The researchers have found a way to peer into the deepest recesses of the brain in order to watch words forming.

Mind-reader: Researchers have found the signals the brain gives off as speech is formed - and it is hope that this could lead to scientists being able to translate thoughts into words

Using electrodes they found the area of the brain that is involved in creating the 40 or so sounds that form the English language.
They then discovered that each of these sounds has its own signal which they believe could eventually allow a computer programme to read what people want to say by the power of their thoughts.
The mind-reading research was undertaken by a team from the Centre for Innovation in Neuroscience and Technology at the University of Washington.
Led by its director, Eric Leuthardt, they studied four people who suffered from severe epilepsy who each had 64 electrodes implanted into their heads.
The original reason for this was an attempt to try to find the cause of their epilepsy but Leuthardt also monitored the areas of the brain where speech is formed.
The subjects were asked to make four repeated sounds – ‘oo’, ‘ah’, ‘eh’, and ‘ee’.
The team then monitored the Wenicke’s and Broca’s areas of the brain for signals related to speech formation.
The scientists were then able to pick out the corresponding electrical signals, and while these four signals will not be enough to form sentences, further research could lead to this becoming possible.
Leuthardt told the Sunday Times: ‘What it shows is that the brain is not the black box that we have philosophically assumed it to be for generations past.
‘I’m not going to say that I can fully read someone’s mind.
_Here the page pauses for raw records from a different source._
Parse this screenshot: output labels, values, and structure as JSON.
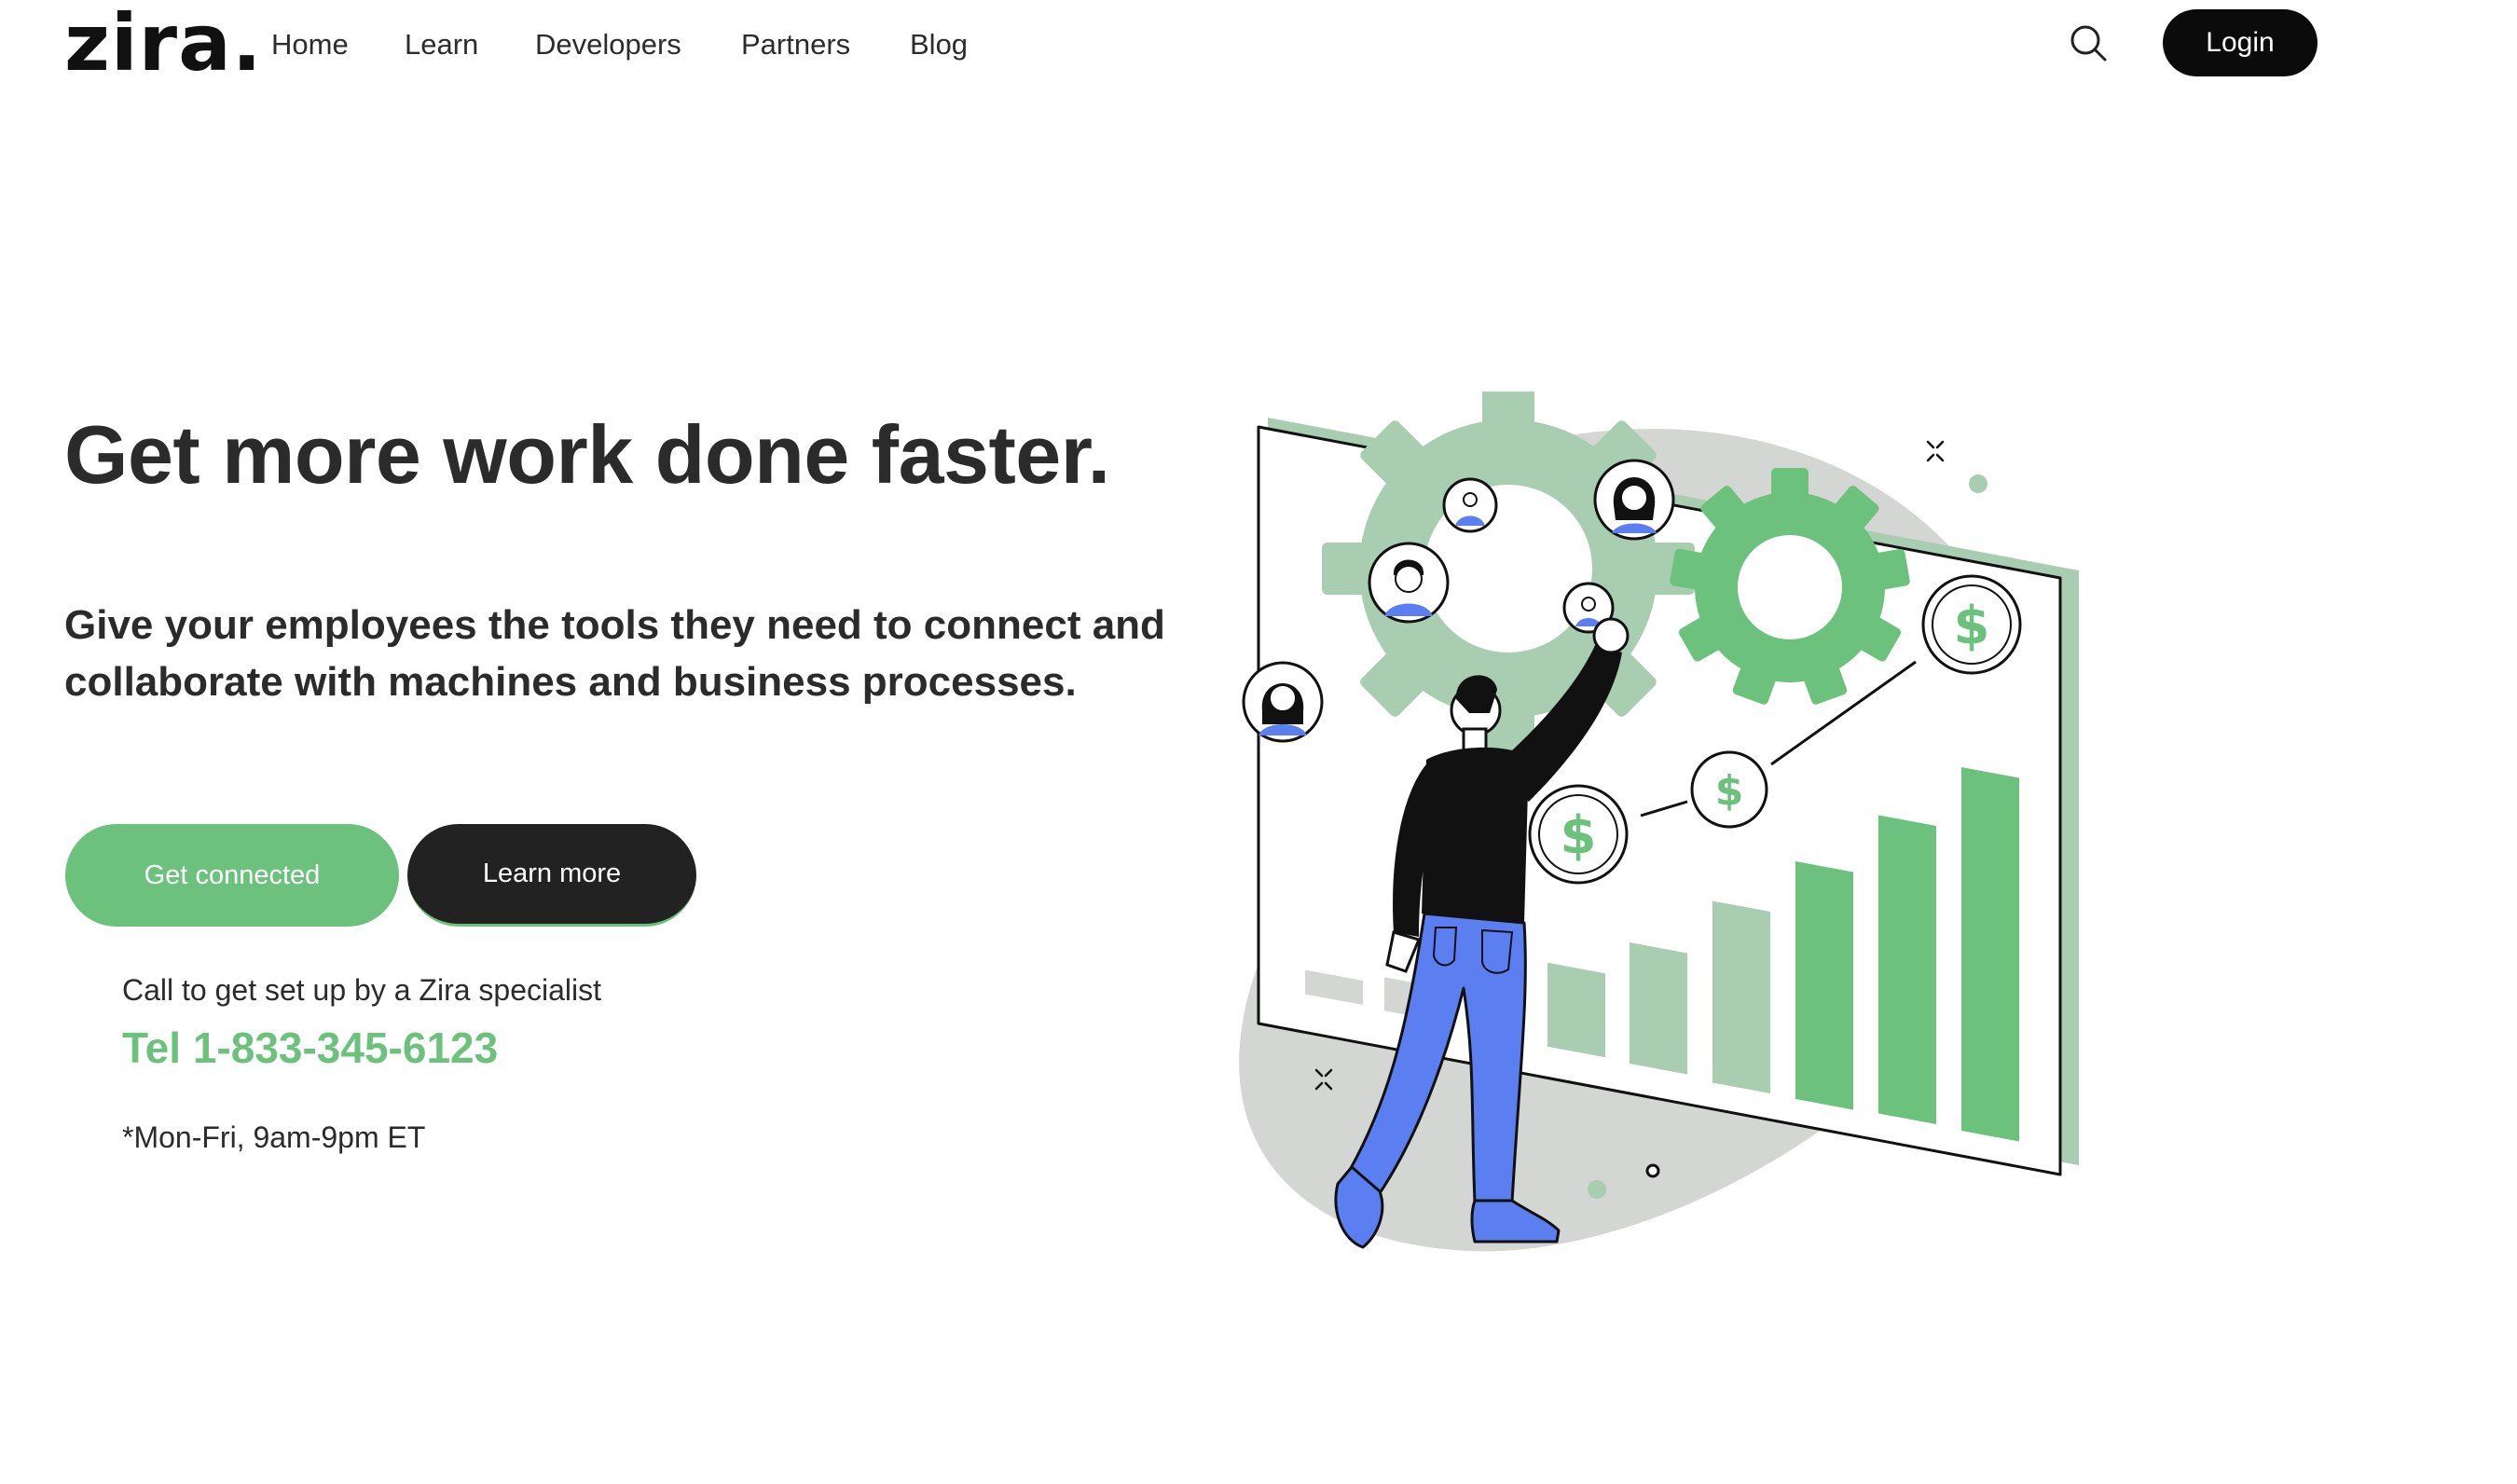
{
  "brand": {
    "logo_text": "zira."
  },
  "nav": {
    "items": [
      {
        "label": "Home"
      },
      {
        "label": "Learn"
      },
      {
        "label": "Developers"
      },
      {
        "label": "Partners"
      },
      {
        "label": "Blog"
      }
    ],
    "search_icon": "search-icon",
    "login_label": "Login"
  },
  "hero": {
    "title": "Get more work done faster.",
    "subtitle": "Give your employees the tools they need to connect and collaborate with machines and business processes.",
    "primary_button": "Get connected",
    "secondary_button": "Learn more",
    "call_text": "Call to get set up by a Zira specialist",
    "tel": "Tel 1-833-345-6123",
    "hours": "*Mon-Fri, 9am-9pm ET"
  },
  "illustration": {
    "icon": "man-with-gears-and-growth-chart-illustration",
    "chart_bar_values": [
      1,
      2,
      3,
      4,
      5,
      6,
      7,
      8,
      9
    ]
  },
  "colors": {
    "accent": "#6cc17c",
    "accent_light": "#a9cdb1",
    "text": "#2b2b2b",
    "dark_button": "#222222",
    "jeans": "#5b7ff0",
    "blob": "#d4d6d3"
  }
}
I can’t. But I have evidence now that it is possible.’
During his study, Leuthardt also found that the brain generates a signal when people just think about the sounds – but it was very different to when they speak it.
This has led to the implication that doctors could one day read people’s private thoughts as well as what they want to say.
And it is hoped the research will one day give people with locked-in syndrome the chance to speak – as currently electrode treatment on the brain can be carried out those that are severely ill.
It could, in principal, also lead to technology that could read the mind without surgery – and even lead forms of communication which work only by thought.
The research was published in the Journal of Neural Engineering.
http://www.dailymail.co.uk/sciencetech/article-1392139/Reading-mind-New-research-finds-words-formed-brain.html#ixzz1NqEdQTNV